Top of Dataset
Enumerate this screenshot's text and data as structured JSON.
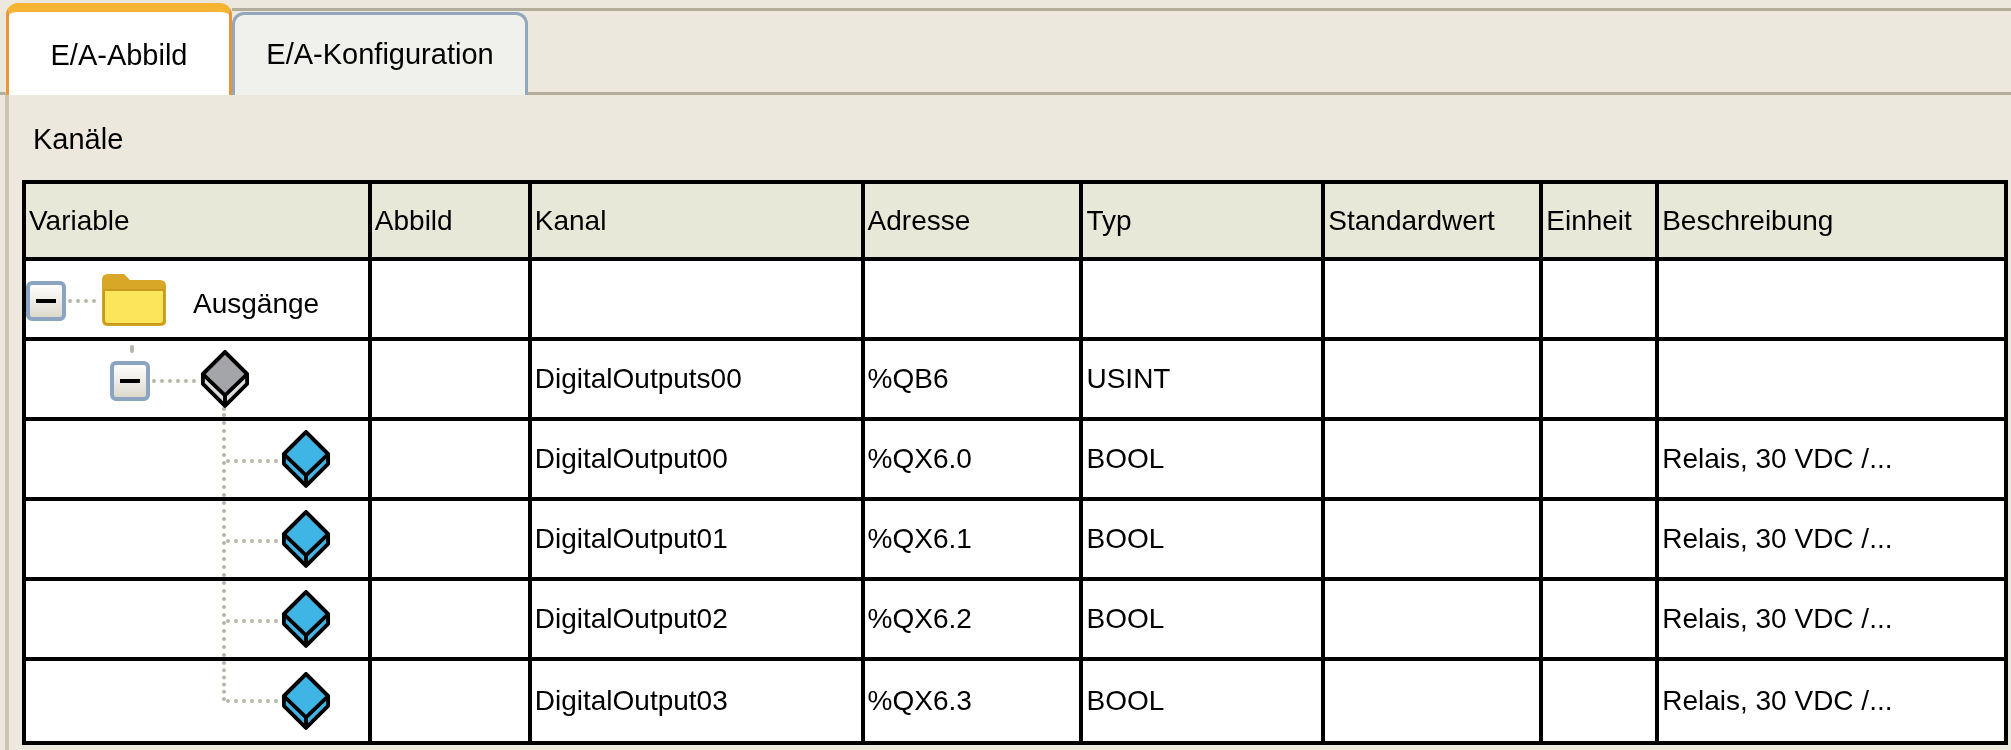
{
  "tabs": [
    {
      "label": "E/A-Abbild",
      "selected": true
    },
    {
      "label": "E/A-Konfiguration",
      "selected": false
    }
  ],
  "section_title": "Kanäle",
  "table": {
    "columns": [
      "Variable",
      "Abbild",
      "Kanal",
      "Adresse",
      "Typ",
      "Standardwert",
      "Einheit",
      "Beschreibung"
    ],
    "rows": [
      {
        "kind": "folder",
        "variable": "Ausgänge",
        "expanded": true,
        "children": [
          {
            "kind": "channel",
            "kanal": "DigitalOutputs00",
            "adresse": "%QB6",
            "typ": "USINT",
            "expanded": true,
            "children": [
              {
                "kind": "bit",
                "kanal": "DigitalOutput00",
                "adresse": "%QX6.0",
                "typ": "BOOL",
                "beschreibung": "Relais, 30 VDC /..."
              },
              {
                "kind": "bit",
                "kanal": "DigitalOutput01",
                "adresse": "%QX6.1",
                "typ": "BOOL",
                "beschreibung": "Relais, 30 VDC /..."
              },
              {
                "kind": "bit",
                "kanal": "DigitalOutput02",
                "adresse": "%QX6.2",
                "typ": "BOOL",
                "beschreibung": "Relais, 30 VDC /..."
              },
              {
                "kind": "bit",
                "kanal": "DigitalOutput03",
                "adresse": "%QX6.3",
                "typ": "BOOL",
                "beschreibung": "Relais, 30 VDC /..."
              }
            ]
          }
        ]
      }
    ]
  }
}
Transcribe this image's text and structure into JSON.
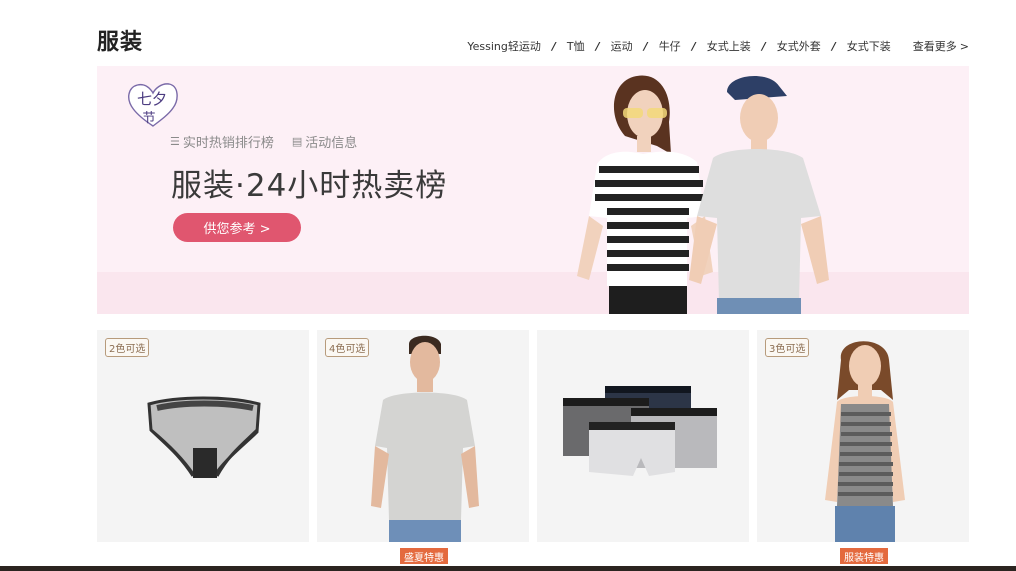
{
  "header": {
    "title": "服装",
    "nav_items": [
      "Yessing轻运动",
      "T恤",
      "运动",
      "牛仔",
      "女式上装",
      "女式外套",
      "女式下装"
    ],
    "separator": "/",
    "more_label": "查看更多",
    "more_arrow": ">"
  },
  "banner": {
    "badge_text": "七夕",
    "badge_sub": "节",
    "link_hot": "实时热销排行榜",
    "link_events": "活动信息",
    "headline": "服装·24小时热卖榜",
    "cta_label": "供您参考 >",
    "colors": {
      "background": "#fdf0f6",
      "cta": "#e0566f"
    }
  },
  "products": [
    {
      "tag": "2色可选",
      "icon": "briefs-image"
    },
    {
      "tag": "4色可选",
      "icon": "mens-tshirt-image"
    },
    {
      "tag": "",
      "icon": "boxer-briefs-image"
    },
    {
      "tag": "3色可选",
      "icon": "womens-tank-image"
    }
  ],
  "promos": [
    {
      "label": "盛夏特惠"
    },
    {
      "label": "服装特惠"
    }
  ],
  "colors": {
    "promo": "#e46a3e",
    "tag_border": "#b79b7c"
  }
}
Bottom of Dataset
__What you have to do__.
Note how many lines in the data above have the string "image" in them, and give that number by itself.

__Result for this exercise__.
5